6 Communication links
Next I'll be looking more closely at the 'network' block in Figure 8, and in particular at the links that must be present before communication can take place. I'll introduce you to just a few of the forms that these links can take; links may be physical ones, such as cables, or they may be wireless, such as radio links. I'll also discuss how we measure the capacity of a link for carrying messages.
Physical cables can provide a path for conveying data between two points. A common example is the telephone wires that are used to connect the 'landline' telephones in people's homes to the nearest telephone exchange. Cables are also used to carry television and often radio signals to the homes of cable TV subscribers. Fibre-optic cables are used to interconnect telephone exchanges. Cables are also used to connect computers together into various kinds of network.
There are two forms of wireless link in common use: radio links and infrared. Millions of people around the world now use mobile phones, and this involves radio links. You may also have come across 'Bluetooth' and 'WiFi' radio links in connection with computers. Bluetooth® is used for short-range wireless links between devices, for example to connect a computer and a printer.
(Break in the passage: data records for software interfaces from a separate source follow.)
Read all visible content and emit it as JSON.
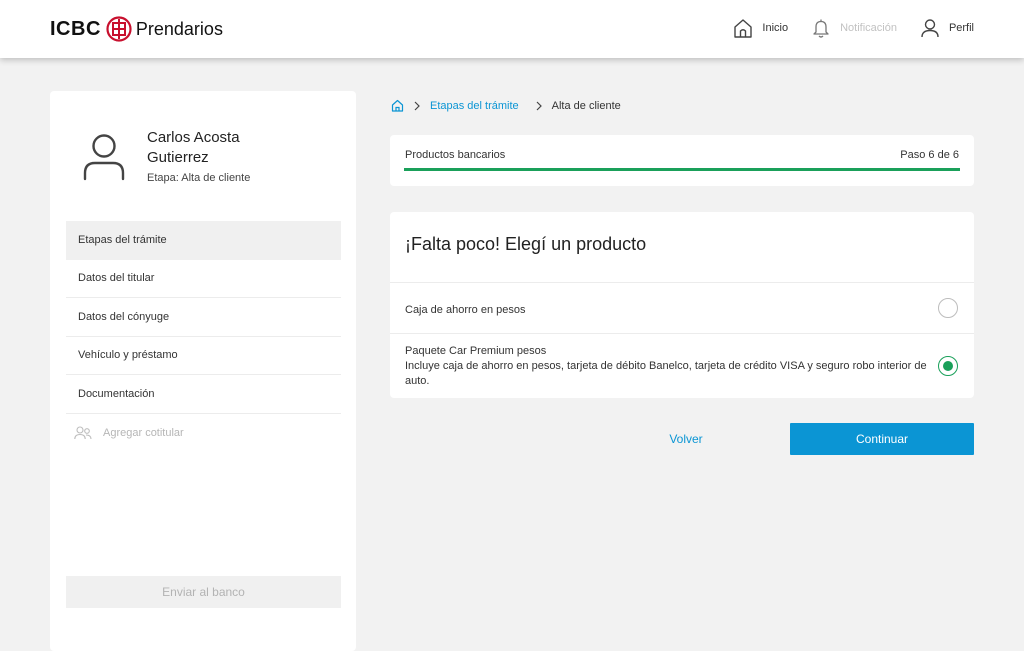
{
  "header": {
    "logo_icbc": "ICBC",
    "logo_mark": "工",
    "logo_brand": "Prendarios",
    "nav": {
      "home": "Inicio",
      "notifications": "Notificación",
      "profile": "Perfil"
    }
  },
  "sidebar": {
    "name_line1": "Carlos Acosta",
    "name_line2": "Gutierrez",
    "stage": "Etapa: Alta de cliente",
    "items": [
      {
        "label": "Etapas del trámite"
      },
      {
        "label": "Datos del titular"
      },
      {
        "label": "Datos del cónyuge"
      },
      {
        "label": "Vehículo y préstamo"
      },
      {
        "label": "Documentación"
      },
      {
        "label": "Agregar cotitular"
      }
    ],
    "send_button": "Enviar al banco"
  },
  "breadcrumb": {
    "link": "Etapas del trámite",
    "current": "Alta de cliente"
  },
  "progress": {
    "label": "Productos bancarios",
    "step_text": "Paso 6 de 6",
    "fraction": 1.0
  },
  "products": {
    "title": "¡Falta poco! Elegí un producto",
    "options": [
      {
        "label": "Caja de ahorro en pesos",
        "selected": false
      },
      {
        "label": "Paquete Car Premium pesos",
        "description": "Incluye caja de ahorro en pesos, tarjeta de débito Banelco, tarjeta de crédito VISA y seguro robo interior de auto.",
        "selected": true
      }
    ]
  },
  "actions": {
    "back": "Volver",
    "continue": "Continuar"
  },
  "colors": {
    "brand_red": "#c8102e",
    "link_blue": "#0b95d4",
    "success_green": "#1aa05a",
    "disabled_gray": "#b3b3b3"
  },
  "icons": [
    "home-icon",
    "bell-icon",
    "user-icon",
    "chevron-right-icon",
    "users-add-icon",
    "radio-selected-icon"
  ]
}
A WiFi link, with its slightly longer range, might be used to connect a WiFi-enabled notebook computer to a WiFi 'hotspot' (in a cafe or other public place), which provides a link to the internet.
The other sort of link is an infrared link, which you will have come across when using the remote control for your television set. Infrared can also provide a communications link between computers and devices such as printers. An important difference between wireless links and infrared is that an infrared link must be along a line of sight (for example, the remote control has to be pointed at the television), whereas a radio link need not be.
It is very important that a communication link has the capacity to cope with the messages it has to convey – that is, that it can convey the messages as quickly as they are arriving from the transmitter. The ability of a communication link to convey data is measured by a quantity known as its 'bandwidth'. But what is bandwidth? To answer that question I need to introduce you to the form in which data is normally conveyed in today's ICT systems. This form is a series of pulses – that is, data is conveyed by sending streams of pulses from one end of a communication link to another.